DATA:
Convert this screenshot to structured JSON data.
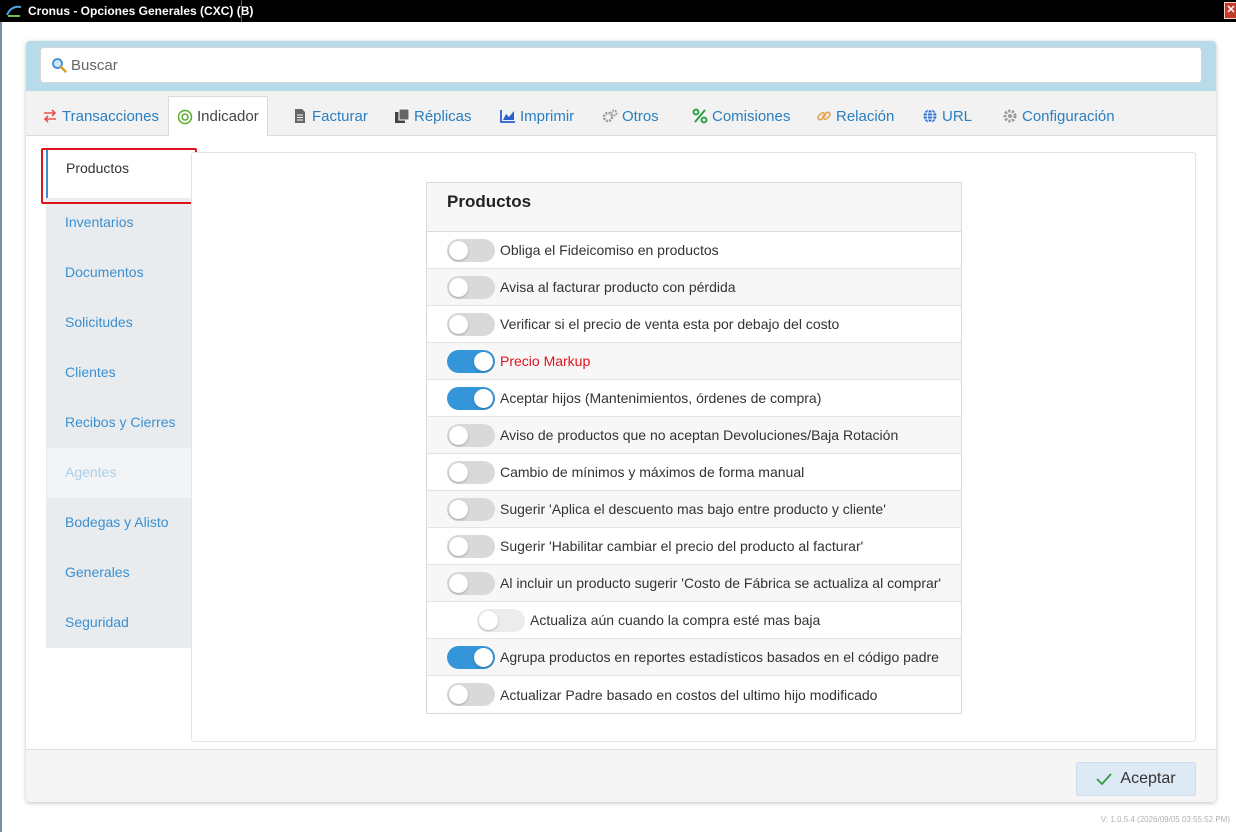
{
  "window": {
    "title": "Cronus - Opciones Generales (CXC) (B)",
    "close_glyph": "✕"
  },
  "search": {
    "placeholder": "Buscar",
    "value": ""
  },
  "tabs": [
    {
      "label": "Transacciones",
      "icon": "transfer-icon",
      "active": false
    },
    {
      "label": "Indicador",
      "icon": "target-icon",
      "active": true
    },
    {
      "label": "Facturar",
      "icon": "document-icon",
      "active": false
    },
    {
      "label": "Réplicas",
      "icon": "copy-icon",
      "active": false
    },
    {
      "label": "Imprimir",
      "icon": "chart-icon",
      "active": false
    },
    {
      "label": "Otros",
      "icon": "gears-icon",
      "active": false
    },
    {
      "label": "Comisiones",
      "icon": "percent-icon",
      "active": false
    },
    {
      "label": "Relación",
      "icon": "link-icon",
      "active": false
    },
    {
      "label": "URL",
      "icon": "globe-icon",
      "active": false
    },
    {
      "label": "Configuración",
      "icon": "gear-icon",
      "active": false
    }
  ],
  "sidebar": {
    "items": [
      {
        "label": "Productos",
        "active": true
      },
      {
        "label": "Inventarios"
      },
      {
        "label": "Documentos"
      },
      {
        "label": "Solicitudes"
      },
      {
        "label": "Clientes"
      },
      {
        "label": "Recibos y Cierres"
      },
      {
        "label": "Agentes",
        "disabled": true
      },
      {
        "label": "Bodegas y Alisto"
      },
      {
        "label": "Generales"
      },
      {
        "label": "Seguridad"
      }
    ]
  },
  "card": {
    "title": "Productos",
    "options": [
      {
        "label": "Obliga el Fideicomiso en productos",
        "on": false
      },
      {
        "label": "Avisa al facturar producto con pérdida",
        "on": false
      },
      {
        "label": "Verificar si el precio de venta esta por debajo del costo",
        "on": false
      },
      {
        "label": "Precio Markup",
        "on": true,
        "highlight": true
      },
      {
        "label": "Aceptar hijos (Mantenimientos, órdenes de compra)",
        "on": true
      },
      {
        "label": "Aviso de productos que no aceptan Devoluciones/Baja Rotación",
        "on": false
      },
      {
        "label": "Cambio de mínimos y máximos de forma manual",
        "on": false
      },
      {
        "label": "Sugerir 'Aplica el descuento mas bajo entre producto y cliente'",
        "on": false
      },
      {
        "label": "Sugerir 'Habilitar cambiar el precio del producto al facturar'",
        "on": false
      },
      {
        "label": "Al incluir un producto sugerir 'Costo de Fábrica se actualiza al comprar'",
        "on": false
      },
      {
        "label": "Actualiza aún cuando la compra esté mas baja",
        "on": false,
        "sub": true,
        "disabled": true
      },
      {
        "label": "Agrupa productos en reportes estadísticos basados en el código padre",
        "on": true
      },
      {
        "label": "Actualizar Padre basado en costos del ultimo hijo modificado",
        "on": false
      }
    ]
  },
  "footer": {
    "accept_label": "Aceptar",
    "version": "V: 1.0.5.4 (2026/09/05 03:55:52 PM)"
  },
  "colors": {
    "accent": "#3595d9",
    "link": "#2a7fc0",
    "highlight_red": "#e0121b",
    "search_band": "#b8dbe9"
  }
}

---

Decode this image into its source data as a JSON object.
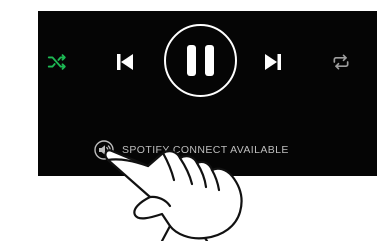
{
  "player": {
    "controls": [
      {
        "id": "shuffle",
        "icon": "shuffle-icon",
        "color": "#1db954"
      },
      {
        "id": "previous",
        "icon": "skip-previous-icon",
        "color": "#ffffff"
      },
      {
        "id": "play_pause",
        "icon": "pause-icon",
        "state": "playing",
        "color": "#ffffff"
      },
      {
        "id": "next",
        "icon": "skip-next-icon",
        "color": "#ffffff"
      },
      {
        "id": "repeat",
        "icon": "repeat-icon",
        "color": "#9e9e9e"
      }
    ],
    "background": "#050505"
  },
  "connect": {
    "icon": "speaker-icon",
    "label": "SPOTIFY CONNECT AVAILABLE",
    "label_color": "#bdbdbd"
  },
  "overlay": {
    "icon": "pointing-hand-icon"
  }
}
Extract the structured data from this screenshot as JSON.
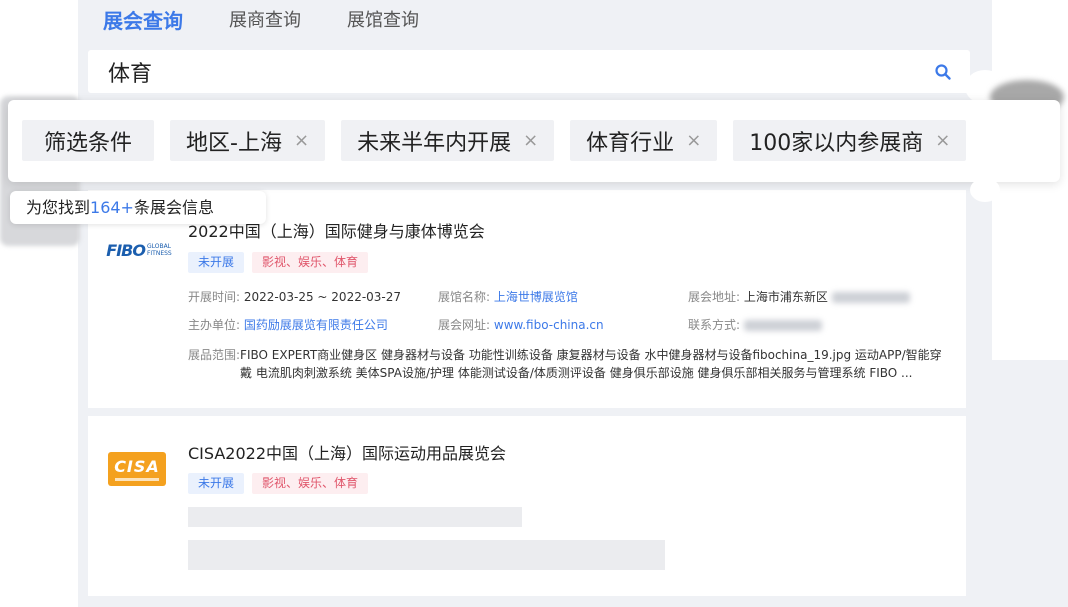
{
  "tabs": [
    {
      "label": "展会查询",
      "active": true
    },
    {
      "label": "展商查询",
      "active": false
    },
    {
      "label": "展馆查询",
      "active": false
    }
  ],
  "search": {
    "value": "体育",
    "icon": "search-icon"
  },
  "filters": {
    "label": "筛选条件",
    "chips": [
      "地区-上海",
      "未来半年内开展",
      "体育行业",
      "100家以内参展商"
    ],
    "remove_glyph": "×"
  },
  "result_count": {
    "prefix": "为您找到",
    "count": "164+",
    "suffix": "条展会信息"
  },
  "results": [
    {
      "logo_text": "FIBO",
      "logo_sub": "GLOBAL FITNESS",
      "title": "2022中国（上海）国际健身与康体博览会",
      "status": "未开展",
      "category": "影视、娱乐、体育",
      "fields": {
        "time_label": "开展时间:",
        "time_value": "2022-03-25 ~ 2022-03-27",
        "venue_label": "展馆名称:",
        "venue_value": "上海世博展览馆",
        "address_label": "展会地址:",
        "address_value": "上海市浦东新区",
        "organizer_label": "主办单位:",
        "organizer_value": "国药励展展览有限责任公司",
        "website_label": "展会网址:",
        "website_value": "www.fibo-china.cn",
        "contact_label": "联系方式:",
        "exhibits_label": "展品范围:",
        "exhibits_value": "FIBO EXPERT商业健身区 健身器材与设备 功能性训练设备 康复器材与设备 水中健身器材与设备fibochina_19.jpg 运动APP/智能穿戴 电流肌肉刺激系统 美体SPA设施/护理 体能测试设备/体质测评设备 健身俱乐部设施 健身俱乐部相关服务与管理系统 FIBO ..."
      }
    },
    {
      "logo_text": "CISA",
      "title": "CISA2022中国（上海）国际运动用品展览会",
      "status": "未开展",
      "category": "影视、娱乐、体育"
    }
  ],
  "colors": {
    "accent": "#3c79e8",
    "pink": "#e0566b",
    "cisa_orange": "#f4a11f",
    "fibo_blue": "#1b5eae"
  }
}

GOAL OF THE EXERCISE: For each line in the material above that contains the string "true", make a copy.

RESULT:
      "active": true
        "active": true
        "disabled": true
        "on": true,
        "highlight": true
        "on": true
        "sub": true,
        "disabled": true
        "on": true
      "active": true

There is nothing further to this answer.